The next few editions of PD Tips are going to cover the critical challenges schools face based on the 2011 K12 Horizon Report, released recently. These conclusions are drawn from a careful analysis of current events, papers, articles, and similar sources, as well as from the personal experience of the advisory board members in their roles as leaders in education and technology.
This week’s topic is focused on the challenge of economic pressures and new models of education are presenting unprecedented competition to traditional models of schools. Across the board, institutions are looking for ways to control costs while still providing a high quality of service. Schools are challenged by the need to support a steady — or growing — number of students with fewer resources and staff than before.
As a result, creative institutions are developing new models to serve students, such as providing:
· open content over the network
· social network learning
· cloud computing
· mobile learning
· game-based learning.
As the economic pressures continue, other models may emerge that diverge from traditional ones. Simply capitalizing on new technology, however, is not enough; the new models must use these tools and services to engage students on a deeper level. How are you adjusting your school’s model of education where technology is related? Try incorporating one of the above methods into your PD plan.

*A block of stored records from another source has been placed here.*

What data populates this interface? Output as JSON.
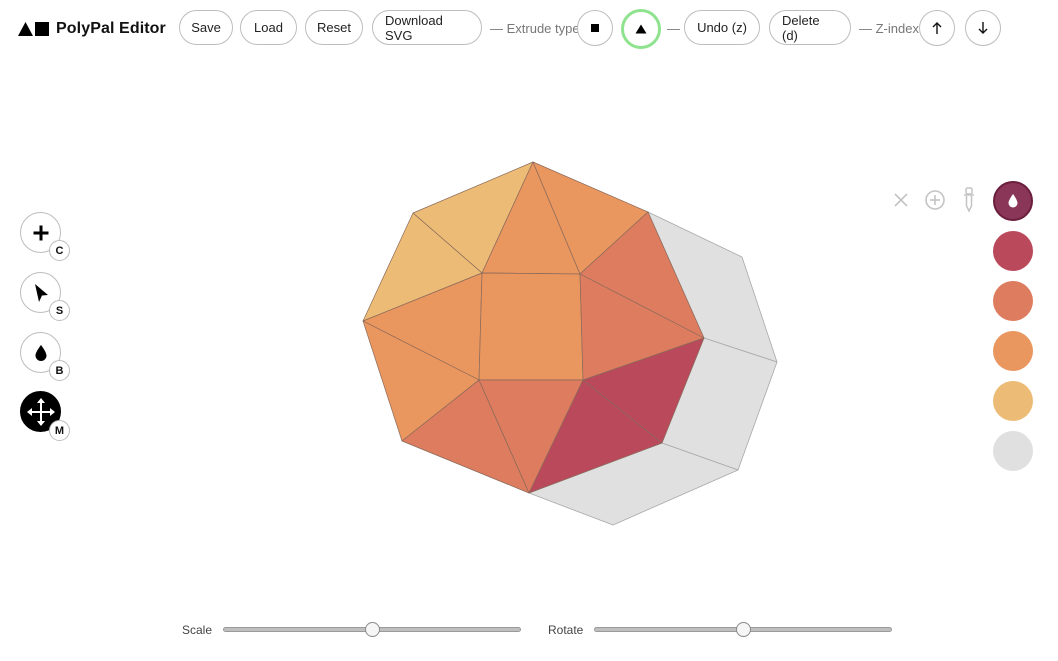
{
  "app": {
    "title": "PolyPal Editor"
  },
  "toolbar": {
    "save_label": "Save",
    "load_label": "Load",
    "reset_label": "Reset",
    "download_label": "Download SVG",
    "extrude_label": "— Extrude type",
    "extrude_square_icon": "square-icon",
    "extrude_triangle_icon": "triangle-icon",
    "extrude_selected": "triangle",
    "dash": "—",
    "undo_label": "Undo (z)",
    "delete_label": "Delete (d)",
    "zindex_label": "— Z-index",
    "up_icon": "arrow-up-icon",
    "down_icon": "arrow-down-icon"
  },
  "tools": [
    {
      "name": "create",
      "icon": "plus-icon",
      "hotkey": "C",
      "active": false
    },
    {
      "name": "select",
      "icon": "cursor-icon",
      "hotkey": "S",
      "active": false
    },
    {
      "name": "bucket",
      "icon": "droplet-icon",
      "hotkey": "B",
      "active": false
    },
    {
      "name": "move",
      "icon": "move-icon",
      "hotkey": "M",
      "active": true
    }
  ],
  "palette": {
    "actions": [
      "close-icon",
      "add-circle-icon",
      "eyedropper-icon"
    ],
    "selected_index": 0,
    "colors": [
      "#8a3659",
      "#ba4a5b",
      "#dd7c5e",
      "#e9965f",
      "#ecbc76",
      "#e0e0e0"
    ]
  },
  "sliders": {
    "scale_label": "Scale",
    "scale_value": 0.5,
    "rotate_label": "Rotate",
    "rotate_value": 0.5
  }
}
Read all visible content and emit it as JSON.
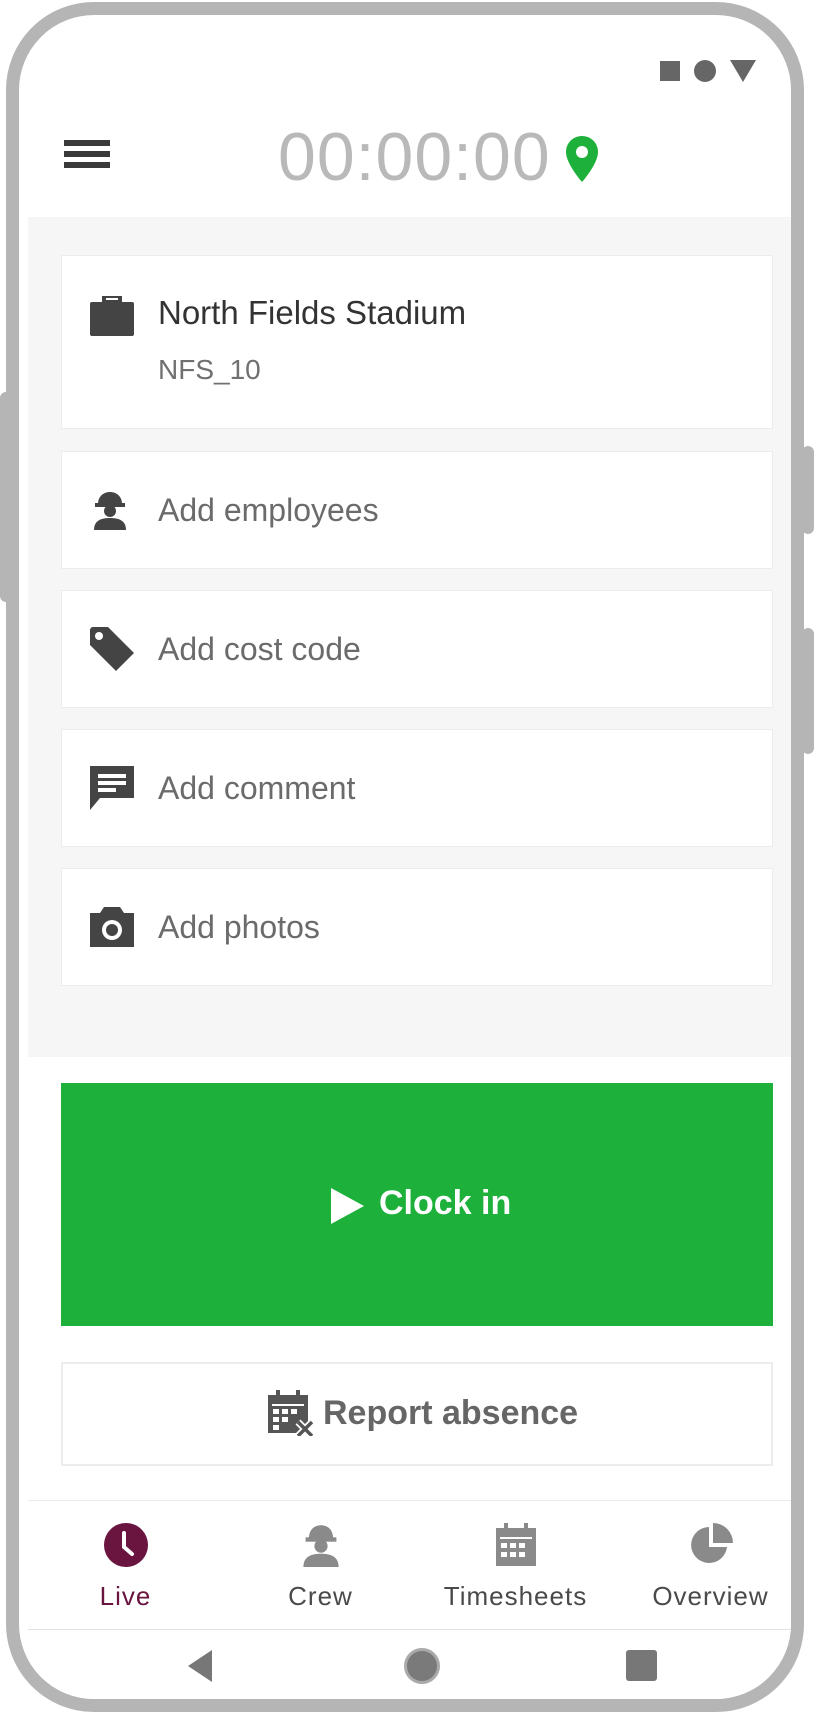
{
  "header": {
    "timer": "00:00:00",
    "menu_icon": "hamburger-menu-icon",
    "location_icon": "location-pin-icon",
    "accent_color": "#1db03a"
  },
  "status_bar": {
    "icons": [
      "square-icon",
      "circle-icon",
      "triangle-icon"
    ]
  },
  "job": {
    "icon": "briefcase-icon",
    "name": "North Fields Stadium",
    "code": "NFS_10"
  },
  "actions": [
    {
      "icon": "worker-icon",
      "label": "Add employees"
    },
    {
      "icon": "tag-icon",
      "label": "Add cost code"
    },
    {
      "icon": "comment-icon",
      "label": "Add comment"
    },
    {
      "icon": "camera-icon",
      "label": "Add photos"
    }
  ],
  "clock_in": {
    "label": "Clock in",
    "icon": "play-icon",
    "color": "#1db03a"
  },
  "report_absence": {
    "label": "Report absence",
    "icon": "calendar-x-icon"
  },
  "bottom_nav": [
    {
      "label": "Live",
      "icon": "clock-icon",
      "active": true,
      "color": "#6a1440"
    },
    {
      "label": "Crew",
      "icon": "worker-icon",
      "active": false
    },
    {
      "label": "Timesheets",
      "icon": "calendar-icon",
      "active": false
    },
    {
      "label": "Overview",
      "icon": "pie-chart-icon",
      "active": false
    }
  ],
  "system_nav": {
    "icons": [
      "back-icon",
      "home-icon",
      "recents-icon"
    ]
  }
}
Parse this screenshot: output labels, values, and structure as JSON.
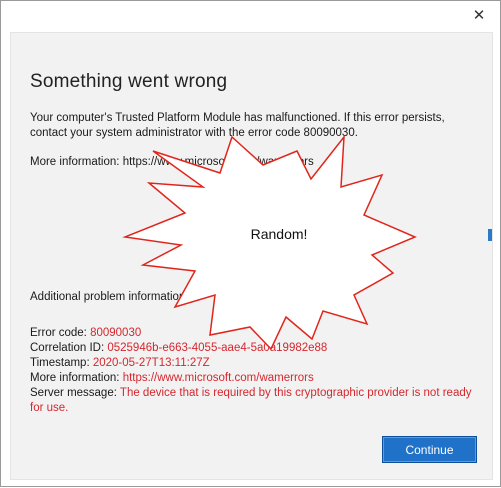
{
  "window": {
    "close_icon": "close-icon"
  },
  "dialog": {
    "title": "Something went wrong",
    "message": "Your computer's Trusted Platform Module has malfunctioned. If this error persists, contact your system administrator with the error code 80090030.",
    "more_info_top_label": "More information: ",
    "more_info_top_url": "https://www.microsoft.com/wamerrors",
    "additional_heading": "Additional problem information",
    "details": {
      "error_code_label": "Error code: ",
      "error_code_value": "80090030",
      "correlation_label": "Correlation ID: ",
      "correlation_value": "0525946b-e663-4055-aae4-5a0a19982e88",
      "timestamp_label": "Timestamp: ",
      "timestamp_value": "2020-05-27T13:11:27Z",
      "more_info_label": "More information: ",
      "more_info_value": "https://www.microsoft.com/wamerrors",
      "server_message_label": "Server message: ",
      "server_message_value": "The device that is required by this cryptographic provider is not ready for use."
    },
    "continue_label": "Continue"
  },
  "overlay": {
    "label": "Random!"
  },
  "colors": {
    "accent": "#1f72c8",
    "error_text": "#d6272e",
    "burst_stroke": "#e0261c",
    "dialog_bg": "#f2f2f2"
  }
}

Resource: Johnson, L., Adams, S., and Haywood, K., (2011). The NMC Horizon Report: 2011 K-12 Edition. Austin, Texas: The New Media Consortium.The NMC Horizon Project identifies and describes emerging technologies likely to have a large impact on teaching, learning, research, or creative expression within education around the globe. The research behind The NMC Horizon Report: 2011 K-12 Edition is a collaboration between the New Media Consortium (www.nmc.org), theConsortium for School Networking (CoSN), and the International Society for Technology in Education (ISTE).
PD tips courtesy of Atomic Learning